BODY BATTLEGROUND

In a series of vibrant photographic prints and GIF files arranged in a collage fashion, artist Ewa Doroszenko draws attention to the thin line between using social media filters and other digital tweaks to our appearance as a form of entertainment, and (subconsciously) yielding to beauty standards feminine-presenting humans were socialized to value.
ewa uvodka

The project was inspired by the failures and bugs in the popular beauty apps where natural bodies get distorted. While the Internet can seem like a place disconnected from the physical world, much of the activity that occurs there deeply affects how we feel outside of it. In the age of social media, technology provides women with tools that allow them to quickly create dream digital images of themselves. Using various beauty applications, they can smooth, contour their faces, whiten their teeth, add a few centimeters of height, enlarge their eyes, choose different mouths, and use many other options.

01_ewa_doroszenko_body_editor
02_ewa_doroszenko_body_editor
03_ewa_doroszenko_body_editor

Digitally edited images can serve as aspirational fantasies and, occasionally, they even can have a positive impact – when they are just effects of joyful entertainment. But can the game in which your body is a battleground be truly enjoyable? The phrase from Barbara Kruger’s iconic work has just as much resonance today as it did more than a quarter of a century ago.

04_ewa_doroszenko_body_editor
05_ewa_doroszenko_body_editor
06_ewa_doroszenko_body_editor

While preparing the project, I used photography as the starting point alongside digital tools to create an expressive project that is both a critique and a celebration of the ongoing progress in contemporary technology and culture. I employed many methods of creating images: preparing three-dimensional collages constructed from free stock images and my portraits, photographing the scenes, printing in large sizes, physically manipulating prints, and digitally editing selected photos. In the final work, I tried to leave visible traces of digital processing, partly revealing my working methods to provoke discussion about contemporary photography.

07_ewa_doroszenko_body_editor
08_ewa_doroszenko_body_editor
09_ewa_doroszenko_body_editor
ewadoroszenko_bodyeditor_touch04

ABOUT ARTIST

Ewa Doroszenko is a Warsaw-based artist whose creative practice employs a mixture of painting, photography and digital media. She earned a Doctor of Fine Arts degree from the Nicolaus Copernicus University in Torun. In her current works, she deals with contemporary issues, especially the meaning of the image in technological reality and the fluidity of feminine beauty standards. Doroszenko is a scholarship holder from the Minister of Culture and National Heritage of the Republic of Poland (2019) and a winner of many international competitions, including Competition for the Fait Gallery (2016); Young Lynxes Portfolio Competition – Contemporary Lynx (2018); DEBUTS 2018 – doc! photo magazine (2018); Debut – Lithuanian Photographers Association (2018). Ewa Doroszenko presented her works in numerous venues, among others: Centre of Contemporary Art in Torun, Historic Centre of Athens, Vilnius Photography Gallery, MAH – Museum of Angra do Heroismo on the Azores, Goldcorp Centre for the Arts in Vancouver, Fait Gallery in Brno, Exgirlfriend Gallery in Berlin, FIESP Cultural Center – Ruth Cardoso in Sao Paulo.

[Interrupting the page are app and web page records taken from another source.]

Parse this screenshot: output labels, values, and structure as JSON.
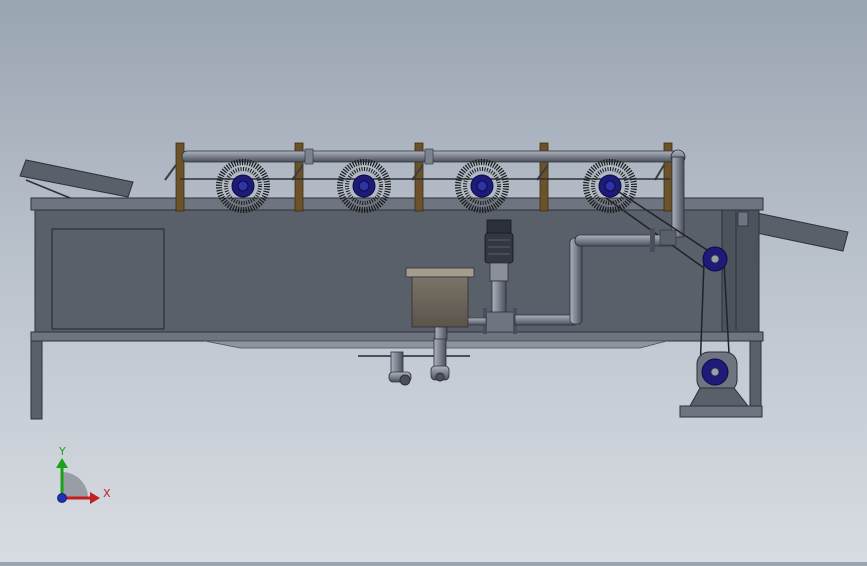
{
  "triad": {
    "y_label": "Y",
    "x_label": "X"
  },
  "colors": {
    "background_top": "#9aa5b2",
    "background_bottom": "#d8dce2",
    "frame_steel": "#4d535d",
    "frame_dark": "#2c3038",
    "tank_face": "#5a606a",
    "pipe": "#7d828f",
    "pipe_dark": "#4a4f5a",
    "wood_post": "#6b5228",
    "brush_hub": "#1e1a7a",
    "bristle": "#1a1a1a",
    "axis_y": "#1aa31a",
    "axis_x": "#c41e1e",
    "axis_z": "#1f2fb8"
  },
  "icons": {
    "coordinate_triad": "xyz-triad-icon",
    "motor": "motor-icon",
    "pump": "pump-icon",
    "brush_roller": "brush-roller-icon"
  }
}
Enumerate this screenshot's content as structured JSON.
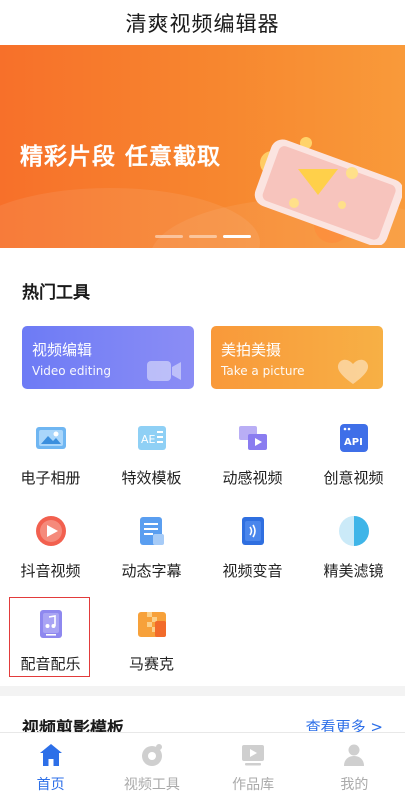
{
  "header": {
    "title": "清爽视频编辑器"
  },
  "banner": {
    "slogan": "精彩片段  任意截取",
    "active_slide": 3,
    "slide_count": 3
  },
  "hot_tools": {
    "title": "热门工具",
    "features": [
      {
        "title": "视频编辑",
        "subtitle": "Video editing",
        "color": "#7580f5",
        "icon": "video-camera-icon"
      },
      {
        "title": "美拍美摄",
        "subtitle": "Take a picture",
        "color": "#f9a13d",
        "icon": "heart-icon"
      }
    ],
    "tools": [
      {
        "label": "电子相册",
        "icon": "photo-album-icon"
      },
      {
        "label": "特效模板",
        "icon": "effect-template-icon"
      },
      {
        "label": "动感视频",
        "icon": "dynamic-video-icon"
      },
      {
        "label": "创意视频",
        "icon": "api-icon"
      },
      {
        "label": "抖音视频",
        "icon": "play-circle-icon"
      },
      {
        "label": "动态字幕",
        "icon": "subtitle-icon"
      },
      {
        "label": "视频变音",
        "icon": "voice-change-icon"
      },
      {
        "label": "精美滤镜",
        "icon": "filter-icon"
      },
      {
        "label": "配音配乐",
        "icon": "music-note-icon"
      },
      {
        "label": "马赛克",
        "icon": "mosaic-icon"
      }
    ]
  },
  "next_section": {
    "title": "视频剪影模板",
    "more": "查看更多 >"
  },
  "tabbar": {
    "items": [
      {
        "label": "首页",
        "icon": "home-icon",
        "active": true
      },
      {
        "label": "视频工具",
        "icon": "video-tools-icon",
        "active": false
      },
      {
        "label": "作品库",
        "icon": "works-library-icon",
        "active": false
      },
      {
        "label": "我的",
        "icon": "user-icon",
        "active": false
      }
    ]
  },
  "colors": {
    "accent": "#2d6fe8",
    "banner": "#f7792d",
    "highlight_border": "#e23b3b"
  }
}
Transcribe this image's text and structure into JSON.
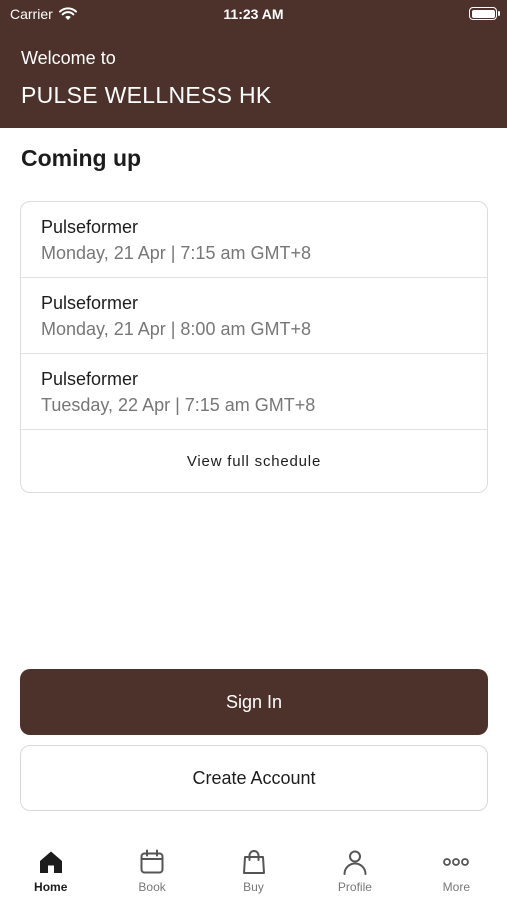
{
  "status_bar": {
    "carrier": "Carrier",
    "time": "11:23 AM"
  },
  "header": {
    "welcome": "Welcome to",
    "brand": "PULSE WELLNESS HK",
    "color": "#4c322b"
  },
  "coming_up": {
    "title": "Coming up",
    "items": [
      {
        "name": "Pulseformer",
        "datetime": "Monday, 21 Apr | 7:15 am GMT+8"
      },
      {
        "name": "Pulseformer",
        "datetime": "Monday, 21 Apr | 8:00 am GMT+8"
      },
      {
        "name": "Pulseformer",
        "datetime": "Tuesday, 22 Apr | 7:15 am GMT+8"
      }
    ],
    "view_all_label": "View full schedule"
  },
  "actions": {
    "sign_in_label": "Sign In",
    "create_account_label": "Create Account"
  },
  "tabbar": {
    "tabs": [
      {
        "label": "Home",
        "icon": "home-icon",
        "active": true
      },
      {
        "label": "Book",
        "icon": "calendar-icon",
        "active": false
      },
      {
        "label": "Buy",
        "icon": "bag-icon",
        "active": false
      },
      {
        "label": "Profile",
        "icon": "person-icon",
        "active": false
      },
      {
        "label": "More",
        "icon": "more-icon",
        "active": false
      }
    ]
  }
}
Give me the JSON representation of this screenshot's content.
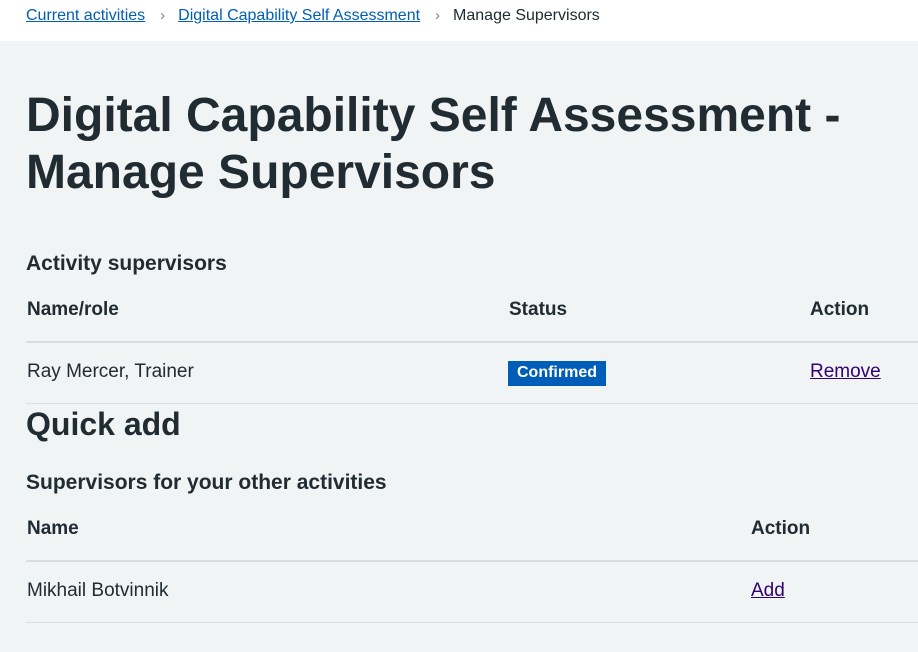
{
  "breadcrumb": {
    "items": [
      {
        "label": "Current activities"
      },
      {
        "label": "Digital Capability Self Assessment"
      }
    ],
    "current": "Manage Supervisors"
  },
  "page": {
    "title": "Digital Capability Self Assessment - Manage Supervisors"
  },
  "supervisors": {
    "heading": "Activity supervisors",
    "columns": {
      "name": "Name/role",
      "status": "Status",
      "action": "Action"
    },
    "rows": [
      {
        "name": "Ray Mercer, Trainer",
        "status": "Confirmed",
        "action": "Remove"
      }
    ]
  },
  "quick_add": {
    "heading": "Quick add",
    "subheading": "Supervisors for your other activities",
    "columns": {
      "name": "Name",
      "action": "Action"
    },
    "rows": [
      {
        "name": "Mikhail Botvinnik",
        "action": "Add"
      }
    ]
  },
  "colors": {
    "background": "#f0f4f5",
    "link": "#005eb8",
    "visited_link": "#330072",
    "tag": "#005eb8",
    "text": "#212b32"
  }
}
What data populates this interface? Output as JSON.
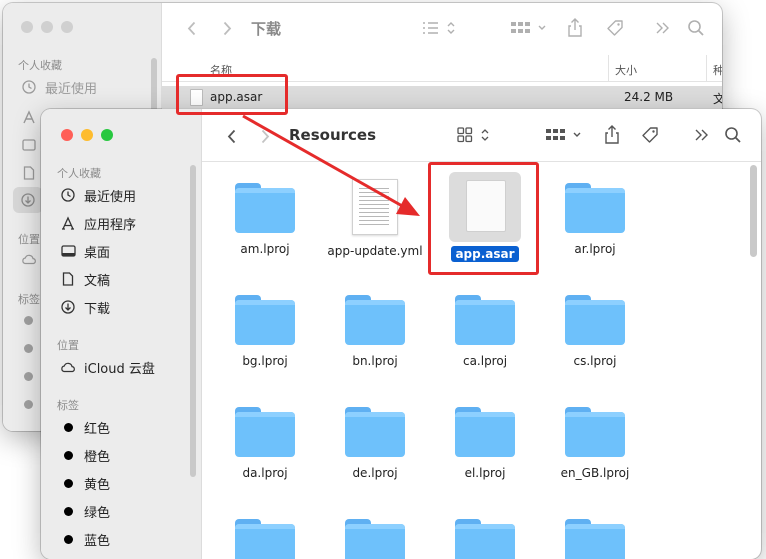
{
  "back_window": {
    "title": "下载",
    "sidebar": {
      "favorites_header": "个人收藏",
      "recent_label": "最近使用",
      "locations_header": "位置",
      "tags_header": "标签"
    },
    "columns": {
      "name": "名称",
      "size": "大小",
      "kind": "种"
    },
    "row": {
      "name": "app.asar",
      "size": "24.2 MB",
      "kind": "文"
    }
  },
  "front_window": {
    "title": "Resources",
    "sidebar": {
      "favorites_header": "个人收藏",
      "favorites": [
        {
          "label": "最近使用",
          "icon": "clock-icon"
        },
        {
          "label": "应用程序",
          "icon": "applications-icon"
        },
        {
          "label": "桌面",
          "icon": "desktop-icon"
        },
        {
          "label": "文稿",
          "icon": "document-icon"
        },
        {
          "label": "下载",
          "icon": "download-icon"
        }
      ],
      "locations_header": "位置",
      "locations": [
        {
          "label": "iCloud 云盘",
          "icon": "cloud-icon"
        }
      ],
      "tags_header": "标签",
      "tags": [
        {
          "label": "红色",
          "color": "#000000"
        },
        {
          "label": "橙色",
          "color": "#000000"
        },
        {
          "label": "黄色",
          "color": "#000000"
        },
        {
          "label": "绿色",
          "color": "#000000"
        },
        {
          "label": "蓝色",
          "color": "#000000"
        }
      ]
    },
    "files": [
      {
        "name": "am.lproj",
        "type": "folder"
      },
      {
        "name": "app-update.yml",
        "type": "yml"
      },
      {
        "name": "app.asar",
        "type": "file",
        "selected": true
      },
      {
        "name": "ar.lproj",
        "type": "folder"
      },
      {
        "name": "bg.lproj",
        "type": "folder"
      },
      {
        "name": "bn.lproj",
        "type": "folder"
      },
      {
        "name": "ca.lproj",
        "type": "folder"
      },
      {
        "name": "cs.lproj",
        "type": "folder"
      },
      {
        "name": "da.lproj",
        "type": "folder"
      },
      {
        "name": "de.lproj",
        "type": "folder"
      },
      {
        "name": "el.lproj",
        "type": "folder"
      },
      {
        "name": "en_GB.lproj",
        "type": "folder"
      }
    ]
  },
  "colors": {
    "close": "#ff5f57",
    "minimize": "#febc2e",
    "zoom": "#28c840",
    "accent": "#0a60d1",
    "annotation": "#e52b2b",
    "folder": "#6ec1fb"
  }
}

10_ewa_doroszenko_body_editor
11_ewa_doroszenko_body_editor
12_ewa_doroszenko_body_editor

CREDITS

Artwork / Ewa Doroszenko 

Body Editor is an ongoing photographic project, check it out in full here: http://ewa-doroszenko.com/bodyeditor

IG / www.instagram.com/ewadoroszenko

Did you like it?
Share it with your friends
Share on facebook
Share on twitter
Share on email

You may also like

1989. China. Czechoslovakia. One meeting place – Moscow. Linda Zhengová’s photo series captures the artist’s complicated family history. Be it living under different communist regimes thousands of kilometers apart, the inherent cultural differences, or even their eventual separation, the KULISHEK series create an intimate narrative of a family forged and fragmented in a globalizing world.
Jean-Baptiste Janisset opens our Family Business theme with idiosyncratic sculptural compositions of the divine. The Holy Mothers in mother-of-pearl are dissolved and reimagined into new affects as “there is no more total form, identifiable or assignable, only this infinite swarming of symbols,” as Ingrid Luquet-Gad elucidates in the accompanying texts.
“Love is a biological weapon that bodies make to survive extinction and evolution.” 3D creator Lolita 111000, the first Spanish artist to be represented by a digital avatar, breathes life into trans-species creatures that reflect her deep adoration of non-human animals. Her work is inspired by posthumanism, biology, and friends. Enjoy an interview drenched in 'chaotic good' energy.
In the atmospheres of Jimmy Beauquesne’s artworks, there reside fantasies of the natural world, celebrities, and entities beyond language or reason. Let the French artist’s words and images in today’s interview mesmerize you into a dreamy sense of longing.